  66. Heckman, James J. & Robb, Richard Jr., 1985. "Alternative methods for evaluating the impact of interventions : An overview," Journal of Econometrics, Elsevier, vol. 30(1-2), pages 239-267.
  67. Faruk Gul & Wolfgang Pesendorfer, 2007. "Harmful Addiction," Review of Economic Studies, Oxford University Press, vol. 74(1), pages 147-172.
  68. Cochrane, John H, 1991. "A Simple Test of Consumption Insurance," Journal of Political Economy, University of Chicago Press, vol. 99(5), pages 957-976, October.
  69. David Laibson, 1997. "Golden Eggs and Hyperbolic Discounting," The Quarterly Journal of Economics, Oxford University Press, vol. 112(2), pages 443-478.
  70. David I. Laibson, 1996. "Hyperbolic Discount Functions, Undersaving, and Savings Policy," NBER Working Papers 5635, National Bureau of Economic Research, Inc.
  71. Benhabib, Jess & Bisin, Alberto, 2005. "Modeling internal commitment mechanisms and self-control: A neuroeconomics approach to consumption-saving decisions," Games and Economic Behavior, Elsevier, vol. 52(2), pages 460-492, August.
  72. Attanasio, Orazio P & Weber, Guglielmo, 1989. "Intertemporal Substitution, Risk Aversion and the Euler Equation for Consumption," Economic Journal, Royal Economic Society, vol. 99(395), pages 59-73, Supplemen.
  73. Annette Vissing-Jorgensen, 2002. "Limited Asset Market Participation and the Elasticity of Intertemporal Substitution," Journal of Political Economy, University of Chicago Press, vol. 110(4), pages 825-853, August.
Full references (including those not matched with items on IDEAS)

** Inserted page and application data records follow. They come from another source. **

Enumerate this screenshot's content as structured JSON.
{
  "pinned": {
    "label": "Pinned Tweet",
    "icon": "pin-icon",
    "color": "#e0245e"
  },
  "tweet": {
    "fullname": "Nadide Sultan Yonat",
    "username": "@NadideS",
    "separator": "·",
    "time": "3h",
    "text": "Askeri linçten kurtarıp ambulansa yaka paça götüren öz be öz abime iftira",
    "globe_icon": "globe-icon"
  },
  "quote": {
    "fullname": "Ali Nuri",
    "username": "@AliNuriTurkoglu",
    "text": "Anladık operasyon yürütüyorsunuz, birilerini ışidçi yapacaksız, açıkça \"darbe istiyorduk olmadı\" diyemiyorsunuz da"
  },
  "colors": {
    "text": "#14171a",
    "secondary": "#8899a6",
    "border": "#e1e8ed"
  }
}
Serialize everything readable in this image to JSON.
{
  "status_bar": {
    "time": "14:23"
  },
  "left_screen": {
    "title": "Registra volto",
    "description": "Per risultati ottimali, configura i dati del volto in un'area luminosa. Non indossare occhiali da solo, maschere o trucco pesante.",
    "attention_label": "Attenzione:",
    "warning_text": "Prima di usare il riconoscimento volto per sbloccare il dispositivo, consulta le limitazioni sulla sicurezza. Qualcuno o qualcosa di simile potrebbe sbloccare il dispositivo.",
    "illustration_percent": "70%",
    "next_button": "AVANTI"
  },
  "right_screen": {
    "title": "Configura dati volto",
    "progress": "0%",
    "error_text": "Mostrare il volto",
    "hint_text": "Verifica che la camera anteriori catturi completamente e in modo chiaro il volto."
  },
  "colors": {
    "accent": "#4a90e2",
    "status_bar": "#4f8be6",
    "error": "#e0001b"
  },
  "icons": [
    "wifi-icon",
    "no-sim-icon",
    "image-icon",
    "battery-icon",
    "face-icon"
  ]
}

This item is not listed on Wikipedia, on a reading list or among the top items on IDEAS.

When requesting a correction, please mention this item's handle: RePEc:fip:fedmsr:367. See general information about how to correct material in RePEc.

For technical questions regarding this item, or to correct its authors, title, abstract, bibliographic or download information, contact: (Jannelle Ruswick)

If you have authored this item and are not yet registered with RePEc, we encourage you to do it here. This allows to link your profile to this item. It also allows you to accept potential citations to this item that we are uncertain about.

If references are entirely missing, you can add them using this form.

If the full references list an item that is present in RePEc, but the system did not link to it, you can help with this form.

If you know of missing items citing this one, you can help us creating those links by adding the relevant references in the same way as above, for each refering item. If you are a registered author of this item, you may also want to check the "citations" tab in your profile, as there may be some citations waiting for confirmation.

Please note that corrections may take a couple of weeks to filter through the various RePEc services.

This information is provided to you by IDEAS at the Research Division of the Federal Reserve Bank of St. Louis using RePEc data.